TASK INSTRUCTIONS | Search the records for lines with the word "Open" and copy each match.

Data records for software interfaces
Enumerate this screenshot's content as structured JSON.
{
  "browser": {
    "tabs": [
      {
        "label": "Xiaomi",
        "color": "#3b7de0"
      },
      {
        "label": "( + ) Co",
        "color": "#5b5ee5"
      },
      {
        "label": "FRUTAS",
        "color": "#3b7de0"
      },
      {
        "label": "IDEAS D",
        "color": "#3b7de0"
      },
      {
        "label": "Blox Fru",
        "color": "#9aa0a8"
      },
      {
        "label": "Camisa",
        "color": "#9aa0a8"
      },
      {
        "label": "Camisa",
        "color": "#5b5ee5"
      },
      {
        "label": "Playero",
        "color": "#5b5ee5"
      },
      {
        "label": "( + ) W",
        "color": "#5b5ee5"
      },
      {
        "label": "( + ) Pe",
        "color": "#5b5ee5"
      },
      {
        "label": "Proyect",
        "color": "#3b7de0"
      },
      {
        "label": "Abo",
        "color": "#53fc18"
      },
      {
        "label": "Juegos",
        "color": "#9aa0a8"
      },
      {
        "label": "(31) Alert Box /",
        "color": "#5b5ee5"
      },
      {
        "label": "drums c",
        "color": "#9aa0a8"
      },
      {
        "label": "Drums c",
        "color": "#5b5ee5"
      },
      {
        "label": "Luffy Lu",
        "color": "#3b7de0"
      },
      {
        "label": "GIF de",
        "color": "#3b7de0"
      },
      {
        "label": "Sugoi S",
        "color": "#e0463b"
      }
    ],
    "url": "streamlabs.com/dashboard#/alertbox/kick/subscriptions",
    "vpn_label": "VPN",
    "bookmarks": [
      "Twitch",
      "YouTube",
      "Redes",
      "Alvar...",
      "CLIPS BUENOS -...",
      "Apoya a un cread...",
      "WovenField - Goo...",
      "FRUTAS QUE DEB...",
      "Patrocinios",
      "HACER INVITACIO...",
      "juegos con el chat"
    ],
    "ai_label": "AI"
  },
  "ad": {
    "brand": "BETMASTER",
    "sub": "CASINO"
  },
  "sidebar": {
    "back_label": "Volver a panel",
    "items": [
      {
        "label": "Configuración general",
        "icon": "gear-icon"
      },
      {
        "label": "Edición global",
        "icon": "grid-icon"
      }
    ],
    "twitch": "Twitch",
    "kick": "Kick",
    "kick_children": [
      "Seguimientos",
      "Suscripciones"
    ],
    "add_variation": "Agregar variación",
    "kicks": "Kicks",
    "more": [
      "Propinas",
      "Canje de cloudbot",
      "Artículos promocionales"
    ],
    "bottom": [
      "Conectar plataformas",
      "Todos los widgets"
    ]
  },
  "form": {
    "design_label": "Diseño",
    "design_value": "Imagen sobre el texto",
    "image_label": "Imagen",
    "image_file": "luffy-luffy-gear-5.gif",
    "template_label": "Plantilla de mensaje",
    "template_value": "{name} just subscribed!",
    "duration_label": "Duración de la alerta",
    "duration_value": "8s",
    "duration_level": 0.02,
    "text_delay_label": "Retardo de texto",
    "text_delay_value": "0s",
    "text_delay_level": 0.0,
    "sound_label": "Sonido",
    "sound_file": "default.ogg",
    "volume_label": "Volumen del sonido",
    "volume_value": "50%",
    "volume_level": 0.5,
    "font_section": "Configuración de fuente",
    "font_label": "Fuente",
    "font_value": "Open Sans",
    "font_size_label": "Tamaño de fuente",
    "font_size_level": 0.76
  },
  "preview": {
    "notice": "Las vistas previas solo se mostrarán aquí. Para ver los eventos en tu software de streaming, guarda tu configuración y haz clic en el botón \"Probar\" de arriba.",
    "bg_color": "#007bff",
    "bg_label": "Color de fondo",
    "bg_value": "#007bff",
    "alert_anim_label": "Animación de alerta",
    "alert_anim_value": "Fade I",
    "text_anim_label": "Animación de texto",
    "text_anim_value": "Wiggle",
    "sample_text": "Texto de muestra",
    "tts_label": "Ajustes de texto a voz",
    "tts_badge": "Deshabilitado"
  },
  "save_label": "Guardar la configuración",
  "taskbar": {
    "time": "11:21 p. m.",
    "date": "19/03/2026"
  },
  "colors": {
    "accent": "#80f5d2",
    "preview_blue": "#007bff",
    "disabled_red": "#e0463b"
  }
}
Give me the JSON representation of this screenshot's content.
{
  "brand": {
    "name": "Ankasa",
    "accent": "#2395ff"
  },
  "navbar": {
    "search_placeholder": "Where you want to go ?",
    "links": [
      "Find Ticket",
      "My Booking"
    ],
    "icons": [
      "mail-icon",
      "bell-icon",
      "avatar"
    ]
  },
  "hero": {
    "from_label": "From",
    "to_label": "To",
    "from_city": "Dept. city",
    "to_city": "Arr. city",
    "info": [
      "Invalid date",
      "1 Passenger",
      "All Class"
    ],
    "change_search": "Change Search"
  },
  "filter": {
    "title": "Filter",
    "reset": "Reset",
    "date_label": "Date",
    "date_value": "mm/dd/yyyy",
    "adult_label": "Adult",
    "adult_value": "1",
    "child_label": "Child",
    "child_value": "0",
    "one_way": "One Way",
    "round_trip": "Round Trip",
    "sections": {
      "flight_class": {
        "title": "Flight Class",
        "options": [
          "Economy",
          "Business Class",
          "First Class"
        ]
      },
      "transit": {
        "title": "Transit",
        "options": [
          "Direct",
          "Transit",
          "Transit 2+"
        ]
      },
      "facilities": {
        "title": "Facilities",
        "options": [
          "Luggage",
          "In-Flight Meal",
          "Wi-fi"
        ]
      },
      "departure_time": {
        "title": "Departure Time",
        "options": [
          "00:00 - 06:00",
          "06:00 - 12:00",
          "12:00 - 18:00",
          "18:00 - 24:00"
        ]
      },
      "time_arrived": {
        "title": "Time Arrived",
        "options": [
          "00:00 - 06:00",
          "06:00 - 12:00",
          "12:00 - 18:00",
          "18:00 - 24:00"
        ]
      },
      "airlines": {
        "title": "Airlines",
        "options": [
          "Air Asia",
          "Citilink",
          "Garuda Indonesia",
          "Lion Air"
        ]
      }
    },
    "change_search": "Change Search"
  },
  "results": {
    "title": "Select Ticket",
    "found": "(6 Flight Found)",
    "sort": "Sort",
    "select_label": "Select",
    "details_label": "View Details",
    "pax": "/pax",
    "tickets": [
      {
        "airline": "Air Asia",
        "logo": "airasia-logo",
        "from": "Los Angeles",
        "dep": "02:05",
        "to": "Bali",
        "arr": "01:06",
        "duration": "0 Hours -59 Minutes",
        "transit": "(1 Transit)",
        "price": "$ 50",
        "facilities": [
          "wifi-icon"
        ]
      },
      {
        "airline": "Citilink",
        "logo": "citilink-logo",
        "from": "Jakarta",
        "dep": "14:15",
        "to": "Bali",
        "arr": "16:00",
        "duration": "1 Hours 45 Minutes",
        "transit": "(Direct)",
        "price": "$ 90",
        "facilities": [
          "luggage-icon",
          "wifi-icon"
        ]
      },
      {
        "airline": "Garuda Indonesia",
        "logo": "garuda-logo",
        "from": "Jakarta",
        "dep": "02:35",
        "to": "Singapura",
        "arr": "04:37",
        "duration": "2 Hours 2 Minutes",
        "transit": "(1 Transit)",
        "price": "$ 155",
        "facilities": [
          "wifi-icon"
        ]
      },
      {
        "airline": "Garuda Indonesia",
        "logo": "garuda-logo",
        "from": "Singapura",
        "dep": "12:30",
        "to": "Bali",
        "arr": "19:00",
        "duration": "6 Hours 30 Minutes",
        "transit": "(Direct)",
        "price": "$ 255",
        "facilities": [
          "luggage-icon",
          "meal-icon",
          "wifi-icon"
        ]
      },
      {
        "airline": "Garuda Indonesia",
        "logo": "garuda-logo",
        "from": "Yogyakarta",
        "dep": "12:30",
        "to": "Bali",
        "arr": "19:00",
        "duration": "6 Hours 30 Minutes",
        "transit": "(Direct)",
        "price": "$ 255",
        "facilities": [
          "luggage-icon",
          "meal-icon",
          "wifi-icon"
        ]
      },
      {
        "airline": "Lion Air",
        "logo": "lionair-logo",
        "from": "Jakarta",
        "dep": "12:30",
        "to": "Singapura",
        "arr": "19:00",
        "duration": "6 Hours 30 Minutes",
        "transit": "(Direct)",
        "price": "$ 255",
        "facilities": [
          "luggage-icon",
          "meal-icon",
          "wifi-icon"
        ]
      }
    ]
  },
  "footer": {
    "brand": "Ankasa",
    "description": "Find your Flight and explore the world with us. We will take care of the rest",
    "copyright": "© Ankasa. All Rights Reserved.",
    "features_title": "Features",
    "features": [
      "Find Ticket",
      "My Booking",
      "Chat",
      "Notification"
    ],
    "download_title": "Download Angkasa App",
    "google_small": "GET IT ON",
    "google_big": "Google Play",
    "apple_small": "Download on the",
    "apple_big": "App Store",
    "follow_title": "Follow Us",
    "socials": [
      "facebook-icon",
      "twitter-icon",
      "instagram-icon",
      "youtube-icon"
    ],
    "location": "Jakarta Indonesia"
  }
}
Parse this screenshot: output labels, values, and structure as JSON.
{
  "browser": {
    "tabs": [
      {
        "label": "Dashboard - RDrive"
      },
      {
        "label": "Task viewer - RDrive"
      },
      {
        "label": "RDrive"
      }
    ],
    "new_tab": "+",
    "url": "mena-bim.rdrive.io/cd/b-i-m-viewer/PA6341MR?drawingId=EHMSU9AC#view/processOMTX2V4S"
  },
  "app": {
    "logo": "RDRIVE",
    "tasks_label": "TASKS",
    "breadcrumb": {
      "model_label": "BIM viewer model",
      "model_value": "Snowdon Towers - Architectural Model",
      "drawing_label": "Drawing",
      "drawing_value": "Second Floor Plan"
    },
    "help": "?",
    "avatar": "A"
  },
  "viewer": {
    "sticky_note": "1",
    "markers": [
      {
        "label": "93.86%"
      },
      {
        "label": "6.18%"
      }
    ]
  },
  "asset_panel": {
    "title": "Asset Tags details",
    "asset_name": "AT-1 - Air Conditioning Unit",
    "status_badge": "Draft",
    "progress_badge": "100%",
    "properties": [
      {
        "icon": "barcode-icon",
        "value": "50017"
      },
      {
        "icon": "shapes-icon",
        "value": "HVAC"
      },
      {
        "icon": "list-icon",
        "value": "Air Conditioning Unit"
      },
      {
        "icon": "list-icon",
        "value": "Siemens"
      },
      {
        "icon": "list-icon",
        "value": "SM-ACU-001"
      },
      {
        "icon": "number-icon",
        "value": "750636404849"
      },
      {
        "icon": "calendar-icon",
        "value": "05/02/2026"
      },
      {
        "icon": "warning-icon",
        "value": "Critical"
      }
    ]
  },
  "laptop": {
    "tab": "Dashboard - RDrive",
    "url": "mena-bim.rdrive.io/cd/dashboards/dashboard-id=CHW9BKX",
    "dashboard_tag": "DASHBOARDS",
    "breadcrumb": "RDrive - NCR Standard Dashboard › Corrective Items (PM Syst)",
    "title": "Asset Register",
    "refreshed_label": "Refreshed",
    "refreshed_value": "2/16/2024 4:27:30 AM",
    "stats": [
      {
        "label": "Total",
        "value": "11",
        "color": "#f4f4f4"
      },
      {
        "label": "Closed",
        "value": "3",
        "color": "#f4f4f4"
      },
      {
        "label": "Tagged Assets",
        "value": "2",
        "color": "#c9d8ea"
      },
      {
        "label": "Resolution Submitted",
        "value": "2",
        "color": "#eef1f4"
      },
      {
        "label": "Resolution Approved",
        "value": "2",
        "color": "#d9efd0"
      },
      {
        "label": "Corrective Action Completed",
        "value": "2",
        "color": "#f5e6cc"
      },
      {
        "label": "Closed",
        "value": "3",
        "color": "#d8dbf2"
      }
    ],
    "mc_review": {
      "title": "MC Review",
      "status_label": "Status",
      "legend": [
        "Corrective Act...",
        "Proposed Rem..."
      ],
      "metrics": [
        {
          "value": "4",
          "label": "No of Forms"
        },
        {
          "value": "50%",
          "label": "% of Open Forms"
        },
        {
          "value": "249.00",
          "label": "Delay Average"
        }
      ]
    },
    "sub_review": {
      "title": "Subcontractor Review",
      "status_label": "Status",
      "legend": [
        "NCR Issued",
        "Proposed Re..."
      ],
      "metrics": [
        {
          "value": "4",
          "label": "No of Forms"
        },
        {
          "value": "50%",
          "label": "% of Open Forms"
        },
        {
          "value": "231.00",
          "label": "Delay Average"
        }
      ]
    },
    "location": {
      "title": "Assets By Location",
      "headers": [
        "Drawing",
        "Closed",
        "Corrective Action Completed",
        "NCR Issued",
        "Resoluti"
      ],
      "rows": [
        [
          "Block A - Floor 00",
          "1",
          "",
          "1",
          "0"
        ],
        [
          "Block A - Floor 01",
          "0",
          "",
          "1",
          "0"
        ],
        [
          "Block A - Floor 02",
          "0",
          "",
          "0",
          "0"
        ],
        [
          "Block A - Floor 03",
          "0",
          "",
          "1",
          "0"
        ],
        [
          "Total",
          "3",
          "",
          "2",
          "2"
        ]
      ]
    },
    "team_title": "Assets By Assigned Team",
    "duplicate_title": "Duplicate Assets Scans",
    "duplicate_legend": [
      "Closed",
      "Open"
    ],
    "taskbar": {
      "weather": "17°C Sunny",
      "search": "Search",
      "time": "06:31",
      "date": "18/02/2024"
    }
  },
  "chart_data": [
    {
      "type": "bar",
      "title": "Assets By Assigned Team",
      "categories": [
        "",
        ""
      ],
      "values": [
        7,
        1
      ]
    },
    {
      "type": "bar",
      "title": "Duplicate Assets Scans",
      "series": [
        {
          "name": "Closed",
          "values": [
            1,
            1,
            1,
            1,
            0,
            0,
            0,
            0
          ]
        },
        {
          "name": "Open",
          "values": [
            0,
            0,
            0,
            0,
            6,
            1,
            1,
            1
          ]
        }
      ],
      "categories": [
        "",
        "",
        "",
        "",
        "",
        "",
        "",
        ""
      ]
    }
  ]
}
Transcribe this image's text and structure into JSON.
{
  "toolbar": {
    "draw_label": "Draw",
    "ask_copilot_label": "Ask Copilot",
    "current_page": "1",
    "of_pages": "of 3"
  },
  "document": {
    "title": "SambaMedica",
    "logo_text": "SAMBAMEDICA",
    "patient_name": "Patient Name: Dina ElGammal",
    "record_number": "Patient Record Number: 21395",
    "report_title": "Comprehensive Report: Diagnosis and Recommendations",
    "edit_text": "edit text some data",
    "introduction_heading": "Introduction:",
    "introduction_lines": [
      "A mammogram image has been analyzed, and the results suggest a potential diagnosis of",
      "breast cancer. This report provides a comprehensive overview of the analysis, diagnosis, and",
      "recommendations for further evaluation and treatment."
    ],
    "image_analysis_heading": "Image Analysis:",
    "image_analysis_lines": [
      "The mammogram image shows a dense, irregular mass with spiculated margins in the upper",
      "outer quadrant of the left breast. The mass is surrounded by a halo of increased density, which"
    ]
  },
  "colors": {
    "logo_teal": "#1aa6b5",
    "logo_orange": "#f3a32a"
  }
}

SOLVED PROBLEM |
    "font_value": "Open Sans",
          "label": "% of Open Forms"
          "label": "% of Open Forms"
      "Open"
          "name": "Open",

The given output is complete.